For Credit Union 2.0
There was a time when traditional financial institutions owned the home mortgage business. No more. The changes are massive and stark and the bottomline is that non-banks are eating up this business. Their share is now 45% of home mortgages, according to the Federal Reserve.
Just about all experts expect it to climb above 50% pronto.
In 2011, just three big banks – Chase, B of A, and Wells Fargo – lent a staggering 50% of mortgage money. By 2016 their share had dropped to 21 percent, according to calculations by the Washington Post.
By 2016, six of the top mortgage lenders were non banks, with Quicken Loans leading that pack with 4.9% of the mortgage market, more than Bank of America with 4.07%.
Also among the nation’s top 2016 mortgage lenders were PHH Mortgage, loanDepot, and Freedom Mortgage.
Credit unions so far are holding their own. In 2015, they lent 8% of US mortgages, up from about half that in 2010.
Before applauding, though, recognize that credit unions face big challenges when it comes to just maintaining the current market share as mortgages become more digital and much, much faster. More on this below.
So, why have non banks grabbed so much market share, so quickly? Mainly because money center banks have largely pulled out of the mortgage market and it’s the non-banks that have nimbly moved to fill the void.
Many money center banks pulled out for two reasons. They were blindsided by the tidal wave of defaults on home mortgages in Great Recession. Maybe five million homes were foreclosed on. Big banks lost a lot of money – and a lot of positive reputation – in the meltdown. Many bankers accordingly resolved to get out of issuing home mortgages.
Enter the Consumer Financial Protection Bureau which sent more big banks running away. In their minds, the CFPB was anti bank, hostile, capricious and just bad news for mortgage lenders – so why make home loans?
That set the stage for the rise of non banks which plainly saw there are many, many consumers who have gained more confidence shopping online, they also became more comfortable applying for credit cards, car loans, and, eventually, yes, home mortgages online.
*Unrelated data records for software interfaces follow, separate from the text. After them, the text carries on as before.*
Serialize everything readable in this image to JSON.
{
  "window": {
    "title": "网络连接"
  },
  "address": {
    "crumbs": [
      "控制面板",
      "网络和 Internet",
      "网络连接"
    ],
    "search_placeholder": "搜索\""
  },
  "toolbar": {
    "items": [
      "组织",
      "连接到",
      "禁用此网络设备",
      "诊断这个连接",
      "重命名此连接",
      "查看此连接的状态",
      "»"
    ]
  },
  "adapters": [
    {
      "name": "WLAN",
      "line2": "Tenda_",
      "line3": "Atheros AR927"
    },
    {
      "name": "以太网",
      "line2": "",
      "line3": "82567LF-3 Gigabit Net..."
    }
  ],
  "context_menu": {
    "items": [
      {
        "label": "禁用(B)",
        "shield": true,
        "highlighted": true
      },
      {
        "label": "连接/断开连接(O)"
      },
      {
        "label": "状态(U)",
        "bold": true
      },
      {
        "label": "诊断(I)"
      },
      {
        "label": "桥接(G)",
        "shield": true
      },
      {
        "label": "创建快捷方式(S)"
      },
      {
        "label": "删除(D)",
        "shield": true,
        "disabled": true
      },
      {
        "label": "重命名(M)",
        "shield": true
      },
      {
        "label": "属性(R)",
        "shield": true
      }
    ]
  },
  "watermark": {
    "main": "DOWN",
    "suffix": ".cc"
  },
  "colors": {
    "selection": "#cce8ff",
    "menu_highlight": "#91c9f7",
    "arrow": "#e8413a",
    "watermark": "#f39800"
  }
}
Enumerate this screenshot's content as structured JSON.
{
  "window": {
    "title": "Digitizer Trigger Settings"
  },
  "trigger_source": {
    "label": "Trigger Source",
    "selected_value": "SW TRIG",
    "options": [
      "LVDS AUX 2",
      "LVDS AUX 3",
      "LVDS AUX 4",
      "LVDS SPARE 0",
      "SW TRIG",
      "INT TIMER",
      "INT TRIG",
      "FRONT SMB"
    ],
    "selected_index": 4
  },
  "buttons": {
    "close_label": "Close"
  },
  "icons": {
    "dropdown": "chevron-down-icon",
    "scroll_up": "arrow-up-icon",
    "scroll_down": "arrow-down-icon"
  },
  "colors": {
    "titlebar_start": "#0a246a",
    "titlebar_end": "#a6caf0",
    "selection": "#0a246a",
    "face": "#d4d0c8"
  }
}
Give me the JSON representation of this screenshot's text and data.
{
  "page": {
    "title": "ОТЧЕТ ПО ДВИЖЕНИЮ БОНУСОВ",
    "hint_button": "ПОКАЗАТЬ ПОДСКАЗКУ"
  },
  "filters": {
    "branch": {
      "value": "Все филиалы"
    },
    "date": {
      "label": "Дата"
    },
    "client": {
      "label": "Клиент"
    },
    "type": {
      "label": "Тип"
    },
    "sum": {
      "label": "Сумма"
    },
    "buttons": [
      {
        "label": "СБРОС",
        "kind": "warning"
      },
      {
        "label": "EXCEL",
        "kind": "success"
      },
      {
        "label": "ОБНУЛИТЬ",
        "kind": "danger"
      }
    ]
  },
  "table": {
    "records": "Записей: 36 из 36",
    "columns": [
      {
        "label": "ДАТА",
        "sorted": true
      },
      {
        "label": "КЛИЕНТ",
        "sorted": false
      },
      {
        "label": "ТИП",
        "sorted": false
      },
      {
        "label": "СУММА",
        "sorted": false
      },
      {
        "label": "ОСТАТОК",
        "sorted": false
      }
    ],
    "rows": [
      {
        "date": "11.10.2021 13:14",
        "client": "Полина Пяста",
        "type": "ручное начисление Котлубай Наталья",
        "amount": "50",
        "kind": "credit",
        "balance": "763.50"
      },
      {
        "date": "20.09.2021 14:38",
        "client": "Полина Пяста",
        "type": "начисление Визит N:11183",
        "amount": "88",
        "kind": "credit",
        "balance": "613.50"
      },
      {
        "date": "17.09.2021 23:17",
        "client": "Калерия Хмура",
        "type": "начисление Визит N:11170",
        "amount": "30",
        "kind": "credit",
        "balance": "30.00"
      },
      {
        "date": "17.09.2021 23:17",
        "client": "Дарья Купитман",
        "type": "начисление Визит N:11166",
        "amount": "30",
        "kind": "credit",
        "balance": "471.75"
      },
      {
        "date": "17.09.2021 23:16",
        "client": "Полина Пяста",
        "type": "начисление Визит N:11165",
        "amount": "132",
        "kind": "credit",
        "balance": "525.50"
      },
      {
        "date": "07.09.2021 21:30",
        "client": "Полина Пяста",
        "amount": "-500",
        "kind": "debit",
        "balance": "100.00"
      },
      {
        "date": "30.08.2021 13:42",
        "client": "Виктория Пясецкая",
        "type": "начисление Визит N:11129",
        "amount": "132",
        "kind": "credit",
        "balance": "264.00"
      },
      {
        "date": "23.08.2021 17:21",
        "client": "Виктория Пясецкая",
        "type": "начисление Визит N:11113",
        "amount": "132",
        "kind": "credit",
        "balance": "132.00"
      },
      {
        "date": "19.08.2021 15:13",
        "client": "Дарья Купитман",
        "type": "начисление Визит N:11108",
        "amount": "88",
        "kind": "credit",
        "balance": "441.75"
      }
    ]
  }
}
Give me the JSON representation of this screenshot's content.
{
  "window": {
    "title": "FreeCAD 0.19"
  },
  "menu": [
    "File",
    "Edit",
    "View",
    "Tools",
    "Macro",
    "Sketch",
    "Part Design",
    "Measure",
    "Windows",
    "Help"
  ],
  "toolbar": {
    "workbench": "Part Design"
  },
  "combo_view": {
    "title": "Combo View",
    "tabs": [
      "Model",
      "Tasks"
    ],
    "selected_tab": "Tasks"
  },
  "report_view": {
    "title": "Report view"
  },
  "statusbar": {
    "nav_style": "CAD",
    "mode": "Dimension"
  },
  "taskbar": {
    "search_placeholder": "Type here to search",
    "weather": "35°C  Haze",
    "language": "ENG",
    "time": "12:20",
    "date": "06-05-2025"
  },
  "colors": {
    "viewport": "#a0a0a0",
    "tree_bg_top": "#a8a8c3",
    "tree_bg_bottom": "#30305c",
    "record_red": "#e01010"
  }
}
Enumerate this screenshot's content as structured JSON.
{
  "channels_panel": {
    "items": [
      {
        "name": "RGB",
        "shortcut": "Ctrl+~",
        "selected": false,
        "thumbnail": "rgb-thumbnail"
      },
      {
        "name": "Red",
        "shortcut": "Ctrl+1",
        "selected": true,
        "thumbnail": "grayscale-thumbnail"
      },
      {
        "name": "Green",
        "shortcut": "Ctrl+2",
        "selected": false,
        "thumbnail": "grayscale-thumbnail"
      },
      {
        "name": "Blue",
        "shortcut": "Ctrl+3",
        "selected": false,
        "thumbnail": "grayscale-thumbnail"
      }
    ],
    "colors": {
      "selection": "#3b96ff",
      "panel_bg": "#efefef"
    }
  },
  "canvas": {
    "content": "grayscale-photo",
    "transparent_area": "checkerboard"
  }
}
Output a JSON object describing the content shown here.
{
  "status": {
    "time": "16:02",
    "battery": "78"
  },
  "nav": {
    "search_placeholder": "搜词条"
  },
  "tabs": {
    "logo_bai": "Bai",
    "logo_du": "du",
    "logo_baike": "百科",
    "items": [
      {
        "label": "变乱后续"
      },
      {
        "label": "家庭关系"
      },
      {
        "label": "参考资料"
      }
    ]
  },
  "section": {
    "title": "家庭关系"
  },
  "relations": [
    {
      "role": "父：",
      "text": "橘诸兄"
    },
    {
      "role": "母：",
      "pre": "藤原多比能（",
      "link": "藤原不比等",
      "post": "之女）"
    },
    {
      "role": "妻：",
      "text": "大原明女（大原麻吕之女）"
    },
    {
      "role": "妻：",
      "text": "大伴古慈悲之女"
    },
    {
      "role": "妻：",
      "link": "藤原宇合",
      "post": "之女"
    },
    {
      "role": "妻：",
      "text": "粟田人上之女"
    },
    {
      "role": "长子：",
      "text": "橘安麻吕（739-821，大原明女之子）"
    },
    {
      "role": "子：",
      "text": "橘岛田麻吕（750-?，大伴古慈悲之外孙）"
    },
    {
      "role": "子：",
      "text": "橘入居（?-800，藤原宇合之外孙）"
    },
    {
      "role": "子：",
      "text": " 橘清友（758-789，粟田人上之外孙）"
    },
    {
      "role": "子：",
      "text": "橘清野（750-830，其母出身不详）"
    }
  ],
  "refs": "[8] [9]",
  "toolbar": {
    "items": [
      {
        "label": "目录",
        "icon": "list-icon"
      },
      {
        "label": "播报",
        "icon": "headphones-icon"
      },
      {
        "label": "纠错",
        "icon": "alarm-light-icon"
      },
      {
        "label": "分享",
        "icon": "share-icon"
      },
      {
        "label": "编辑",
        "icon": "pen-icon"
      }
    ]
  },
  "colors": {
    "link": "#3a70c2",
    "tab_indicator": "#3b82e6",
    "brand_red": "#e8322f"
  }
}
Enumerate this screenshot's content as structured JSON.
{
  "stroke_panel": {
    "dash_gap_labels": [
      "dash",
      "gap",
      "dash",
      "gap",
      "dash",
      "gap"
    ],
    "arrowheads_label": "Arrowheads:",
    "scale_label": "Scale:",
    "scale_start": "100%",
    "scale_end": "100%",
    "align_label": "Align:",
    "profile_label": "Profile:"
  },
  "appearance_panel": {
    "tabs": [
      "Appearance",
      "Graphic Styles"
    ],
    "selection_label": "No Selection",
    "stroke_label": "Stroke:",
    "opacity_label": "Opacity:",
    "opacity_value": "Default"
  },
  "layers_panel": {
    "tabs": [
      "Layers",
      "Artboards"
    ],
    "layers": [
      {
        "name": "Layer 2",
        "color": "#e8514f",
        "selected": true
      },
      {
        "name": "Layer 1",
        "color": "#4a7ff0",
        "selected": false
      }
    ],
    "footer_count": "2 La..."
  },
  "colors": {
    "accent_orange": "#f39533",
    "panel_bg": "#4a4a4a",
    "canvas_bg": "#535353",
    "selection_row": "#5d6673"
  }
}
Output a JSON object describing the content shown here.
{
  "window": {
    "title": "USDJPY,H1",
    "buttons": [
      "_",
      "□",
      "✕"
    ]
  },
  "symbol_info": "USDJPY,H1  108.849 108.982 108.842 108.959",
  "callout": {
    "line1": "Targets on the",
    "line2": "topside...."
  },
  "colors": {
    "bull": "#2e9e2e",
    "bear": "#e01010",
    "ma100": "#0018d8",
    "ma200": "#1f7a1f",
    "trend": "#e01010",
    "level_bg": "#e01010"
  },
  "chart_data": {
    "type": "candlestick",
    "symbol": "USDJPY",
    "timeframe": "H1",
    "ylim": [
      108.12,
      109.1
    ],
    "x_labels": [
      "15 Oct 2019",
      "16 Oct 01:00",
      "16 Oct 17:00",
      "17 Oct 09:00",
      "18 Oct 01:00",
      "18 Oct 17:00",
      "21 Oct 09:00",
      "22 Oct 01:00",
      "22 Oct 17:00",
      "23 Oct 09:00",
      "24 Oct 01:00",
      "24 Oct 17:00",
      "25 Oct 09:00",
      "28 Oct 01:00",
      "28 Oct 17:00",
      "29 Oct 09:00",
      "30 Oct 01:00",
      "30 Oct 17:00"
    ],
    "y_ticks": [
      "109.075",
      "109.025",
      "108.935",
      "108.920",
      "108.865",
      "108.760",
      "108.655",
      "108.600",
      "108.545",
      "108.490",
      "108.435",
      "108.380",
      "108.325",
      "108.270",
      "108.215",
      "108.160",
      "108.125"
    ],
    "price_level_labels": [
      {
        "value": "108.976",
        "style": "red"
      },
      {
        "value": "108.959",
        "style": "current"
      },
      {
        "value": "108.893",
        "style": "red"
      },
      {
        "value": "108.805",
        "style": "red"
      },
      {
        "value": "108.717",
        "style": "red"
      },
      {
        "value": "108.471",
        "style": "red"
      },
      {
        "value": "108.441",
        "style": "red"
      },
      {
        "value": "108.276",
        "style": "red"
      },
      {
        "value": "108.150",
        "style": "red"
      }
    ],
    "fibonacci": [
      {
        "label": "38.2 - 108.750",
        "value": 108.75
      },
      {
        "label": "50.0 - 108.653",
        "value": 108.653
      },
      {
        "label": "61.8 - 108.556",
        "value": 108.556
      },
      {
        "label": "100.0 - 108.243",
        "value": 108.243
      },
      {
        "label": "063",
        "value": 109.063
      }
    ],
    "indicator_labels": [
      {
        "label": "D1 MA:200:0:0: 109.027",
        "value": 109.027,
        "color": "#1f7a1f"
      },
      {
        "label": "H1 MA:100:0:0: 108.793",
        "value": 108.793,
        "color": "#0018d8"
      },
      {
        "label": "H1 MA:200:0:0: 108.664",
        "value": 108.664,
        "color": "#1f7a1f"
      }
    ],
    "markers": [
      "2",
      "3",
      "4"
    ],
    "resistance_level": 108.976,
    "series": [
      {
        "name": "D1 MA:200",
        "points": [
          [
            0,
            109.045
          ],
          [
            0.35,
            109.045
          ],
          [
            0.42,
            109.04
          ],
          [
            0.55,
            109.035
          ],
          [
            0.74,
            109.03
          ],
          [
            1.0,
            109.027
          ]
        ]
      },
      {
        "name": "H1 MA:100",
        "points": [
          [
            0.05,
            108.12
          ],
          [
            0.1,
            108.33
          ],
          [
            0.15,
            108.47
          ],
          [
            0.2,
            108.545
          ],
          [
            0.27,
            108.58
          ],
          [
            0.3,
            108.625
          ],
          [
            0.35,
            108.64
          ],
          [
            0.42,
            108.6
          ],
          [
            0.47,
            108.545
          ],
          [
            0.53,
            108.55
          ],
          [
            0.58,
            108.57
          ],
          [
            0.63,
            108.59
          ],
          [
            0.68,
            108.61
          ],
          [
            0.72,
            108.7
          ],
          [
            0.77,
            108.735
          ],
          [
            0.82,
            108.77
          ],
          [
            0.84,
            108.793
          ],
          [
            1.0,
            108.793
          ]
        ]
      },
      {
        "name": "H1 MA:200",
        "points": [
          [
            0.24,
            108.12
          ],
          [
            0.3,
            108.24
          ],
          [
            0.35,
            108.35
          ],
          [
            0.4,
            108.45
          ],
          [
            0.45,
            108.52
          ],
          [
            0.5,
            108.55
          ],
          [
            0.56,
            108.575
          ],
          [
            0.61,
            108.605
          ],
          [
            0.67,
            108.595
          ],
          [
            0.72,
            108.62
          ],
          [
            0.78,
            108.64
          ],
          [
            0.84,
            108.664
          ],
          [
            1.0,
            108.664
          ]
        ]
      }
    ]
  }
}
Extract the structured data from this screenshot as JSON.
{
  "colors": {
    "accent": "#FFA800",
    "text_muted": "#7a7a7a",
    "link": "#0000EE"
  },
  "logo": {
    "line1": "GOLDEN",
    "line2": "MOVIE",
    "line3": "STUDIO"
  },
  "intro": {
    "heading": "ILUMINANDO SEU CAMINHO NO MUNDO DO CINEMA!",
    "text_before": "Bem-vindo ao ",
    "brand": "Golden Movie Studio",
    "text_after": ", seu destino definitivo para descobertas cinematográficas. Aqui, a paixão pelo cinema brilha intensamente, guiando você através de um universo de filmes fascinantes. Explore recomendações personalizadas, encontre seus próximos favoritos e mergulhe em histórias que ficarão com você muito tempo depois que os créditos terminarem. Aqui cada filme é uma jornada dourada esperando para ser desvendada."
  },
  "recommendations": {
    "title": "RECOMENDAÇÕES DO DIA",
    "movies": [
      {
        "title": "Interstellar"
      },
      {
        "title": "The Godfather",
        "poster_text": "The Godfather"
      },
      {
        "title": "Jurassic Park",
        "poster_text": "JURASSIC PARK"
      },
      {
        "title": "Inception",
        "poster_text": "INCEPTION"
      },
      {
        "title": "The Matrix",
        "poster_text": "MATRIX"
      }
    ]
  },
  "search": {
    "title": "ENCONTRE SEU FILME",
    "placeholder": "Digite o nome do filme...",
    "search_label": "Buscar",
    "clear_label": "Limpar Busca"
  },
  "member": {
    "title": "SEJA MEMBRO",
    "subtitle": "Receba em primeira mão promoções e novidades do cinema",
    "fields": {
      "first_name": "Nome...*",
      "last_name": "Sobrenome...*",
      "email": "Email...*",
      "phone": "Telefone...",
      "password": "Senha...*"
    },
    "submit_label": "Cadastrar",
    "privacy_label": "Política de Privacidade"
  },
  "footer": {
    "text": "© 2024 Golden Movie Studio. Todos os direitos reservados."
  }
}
Non banks also have higher tolerance for consumers with less than perfect credit than do big banks and many credit unions. Most non banks also have found ways to live with, or avoid, the CFPB. And – crucially – they are pioneering and perfecting home mortgage processes that are essentially totally digital.
That means much lower loan origination costs.
It also means much, much faster processing, Quicken, for instance, has a “Rocket Mortgage” — where approval can be had in minutes. Not weeks. Not days. Minutes.
How many credit unions can match that – and know that this kind of speed is becoming crucial to holding onto a chunk of the mortgage market.
BMW and Mercedes can finance and roll a new car with $50,000 in paper in a matter of minutes and that car loses 20% of its value in the first year.
A house, in most markets, is very unlikely to depreciate.
Can credit unions match what the car companies and non banks can do in terms of speed?
A survey of banks and credit unions by Fairfax VA consulting firm CC Pace offered worrisome news. Some 80% of respondents said they were not even halfway there to being able to offer a fully digital mortgage experience. Said CC Pace: “Everyone recognized that this is where the future lies, but many owned up to the fact that they have barely begun the process.”
Keith Kemph, a CC Pace consultant, noted that credit unions have particular – and particularly troubling – challenges and may in fact now be falling behind even community banks in the battle to stay relevant against non banks. Kemph said credit unions “have not been as agile in the marketplace,” especially as the marketplace changes.
And he said “they are still plagued with technology challenges that limit their ability to grow without increasing their overall operating costs.”
Bottomline: there are big opportunities in the home mortgage market especially for credit unions. But credit unions may also lose this market unless they adapt to the changes that are transforming it – especially the push into digital mortgages.